Records from a dataset
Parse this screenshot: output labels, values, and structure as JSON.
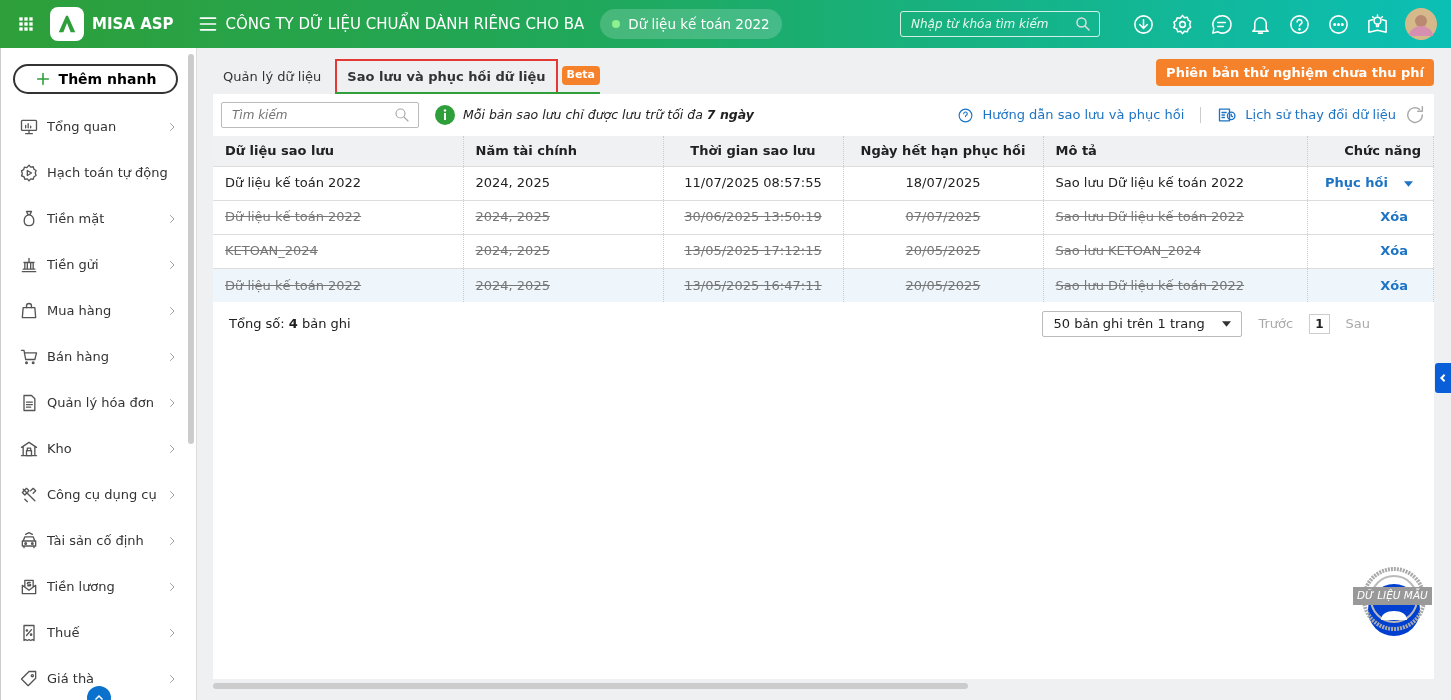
{
  "header": {
    "brand": "MISA ASP",
    "company": "CÔNG TY DỮ LIỆU CHUẨN DÀNH RIÊNG CHO BA",
    "dataset": "Dữ liệu kế toán 2022",
    "search": {
      "placeholder": "Nhập từ khóa tìm kiếm"
    }
  },
  "sidebar": {
    "quick_add": "Thêm nhanh",
    "items": [
      {
        "label": "Tổng quan",
        "kind": "monitor",
        "has_submenu": true
      },
      {
        "label": "Hạch toán tự động",
        "kind": "gear",
        "has_submenu": false
      },
      {
        "label": "Tiền mặt",
        "kind": "bag",
        "has_submenu": true
      },
      {
        "label": "Tiền gửi",
        "kind": "bank",
        "has_submenu": true
      },
      {
        "label": "Mua hàng",
        "kind": "shopping",
        "has_submenu": true
      },
      {
        "label": "Bán hàng",
        "kind": "cart",
        "has_submenu": true
      },
      {
        "label": "Quản lý hóa đơn",
        "kind": "document",
        "has_submenu": true
      },
      {
        "label": "Kho",
        "kind": "warehouse",
        "has_submenu": true
      },
      {
        "label": "Công cụ dụng cụ",
        "kind": "tools",
        "has_submenu": true
      },
      {
        "label": "Tài sản cố định",
        "kind": "car",
        "has_submenu": true
      },
      {
        "label": "Tiền lương",
        "kind": "salary",
        "has_submenu": true
      },
      {
        "label": "Thuế",
        "kind": "tax",
        "has_submenu": true
      },
      {
        "label": "Giá thà",
        "kind": "tag",
        "has_submenu": true
      }
    ]
  },
  "tabs": [
    {
      "label": "Quản lý dữ liệu",
      "selected": false
    },
    {
      "label": "Sao lưu và phục hồi dữ liệu",
      "selected": true,
      "badge": "Beta"
    }
  ],
  "trial_button": "Phiên bản thử nghiệm chưa thu phí",
  "toolbar": {
    "search": {
      "placeholder": "Tìm kiếm"
    },
    "notice": "Mỗi bản sao lưu chỉ được lưu trữ tối đa **7 ngày**",
    "guide_link": "Hướng dẫn sao lưu và phục hồi",
    "history_link": "Lịch sử thay đổi dữ liệu"
  },
  "table": {
    "columns": [
      "Dữ liệu sao lưu",
      "Năm tài chính",
      "Thời gian sao lưu",
      "Ngày hết hạn phục hồi",
      "Mô tả",
      "Chức năng"
    ],
    "rows": [
      {
        "cells": [
          "Dữ liệu kế toán 2022",
          "2024, 2025",
          "11/07/2025 08:57:55",
          "18/07/2025",
          "Sao lưu Dữ liệu kế toán 2022"
        ],
        "action": "Phục hồi",
        "kind": "restore",
        "expired": false,
        "selected": false
      },
      {
        "cells": [
          "Dữ liệu kế toán 2022",
          "2024, 2025",
          "30/06/2025 13:50:19",
          "07/07/2025",
          "Sao lưu Dữ liệu kế toán 2022"
        ],
        "action": "Xóa",
        "kind": "delete",
        "expired": true,
        "selected": false
      },
      {
        "cells": [
          "KETOAN_2024",
          "2024, 2025",
          "13/05/2025 17:12:15",
          "20/05/2025",
          "Sao lưu KETOAN_2024"
        ],
        "action": "Xóa",
        "kind": "delete",
        "expired": true,
        "selected": false
      },
      {
        "cells": [
          "Dữ liệu kế toán 2022",
          "2024, 2025",
          "13/05/2025 16:47:11",
          "20/05/2025",
          "Sao lưu Dữ liệu kế toán 2022"
        ],
        "action": "Xóa",
        "kind": "delete",
        "expired": true,
        "selected": true
      }
    ]
  },
  "footer": {
    "total": "Tổng số: **4** bản ghi",
    "page_size": "50 bản ghi trên 1 trang",
    "prev": "Trước",
    "page": "1",
    "next": "Sau"
  },
  "stamp": "DỮ LIỆU MẪU"
}
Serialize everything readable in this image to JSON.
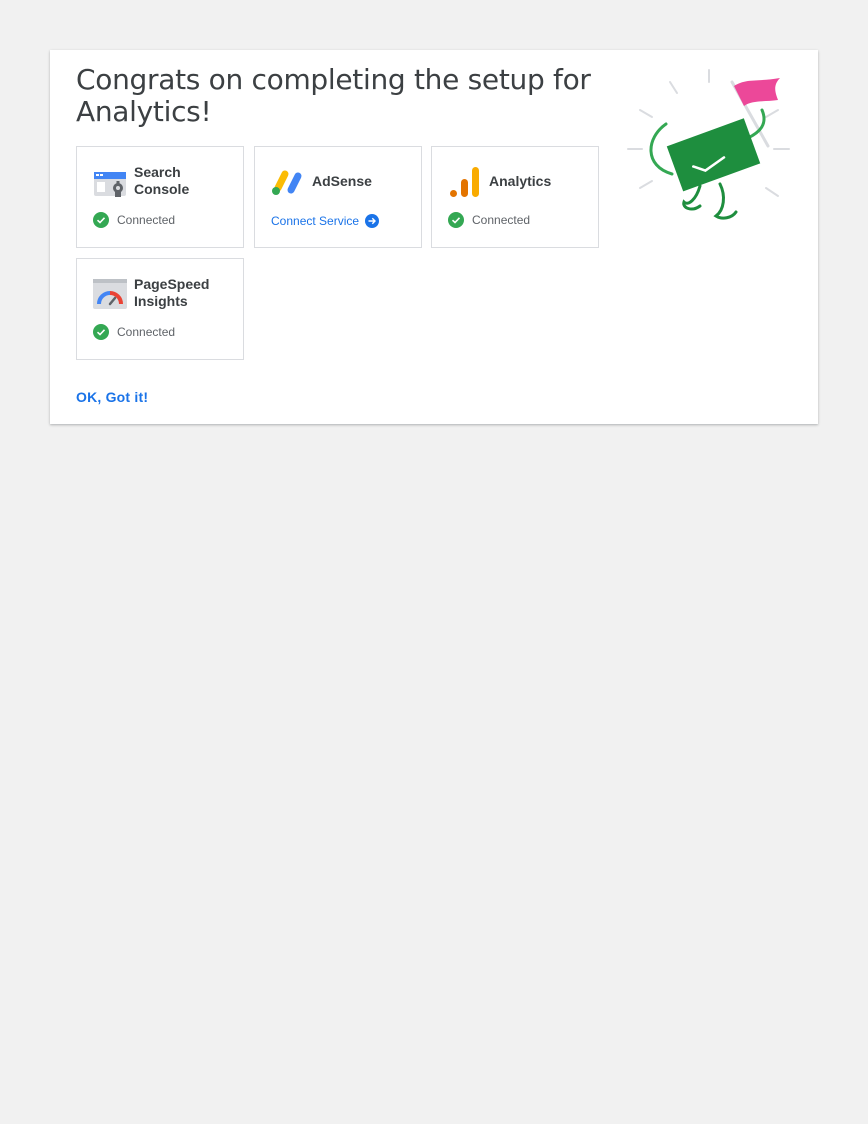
{
  "page": {
    "title": "Congrats on completing the setup for Analytics!"
  },
  "services": [
    {
      "name": "Search Console",
      "icon": "search-console-icon",
      "status": "Connected"
    },
    {
      "name": "AdSense",
      "icon": "adsense-icon",
      "action": "Connect Service"
    },
    {
      "name": "Analytics",
      "icon": "analytics-icon",
      "status": "Connected"
    },
    {
      "name": "PageSpeed Insights",
      "icon": "pagespeed-insights-icon",
      "status": "Connected"
    }
  ],
  "actions": {
    "ok_label": "OK, Got it!"
  },
  "colors": {
    "accent": "#1a73e8",
    "connected": "#34a853",
    "flag": "#ec4899",
    "celebration_green": "#1e8e3e"
  }
}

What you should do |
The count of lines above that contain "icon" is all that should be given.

Solution for this problem |
4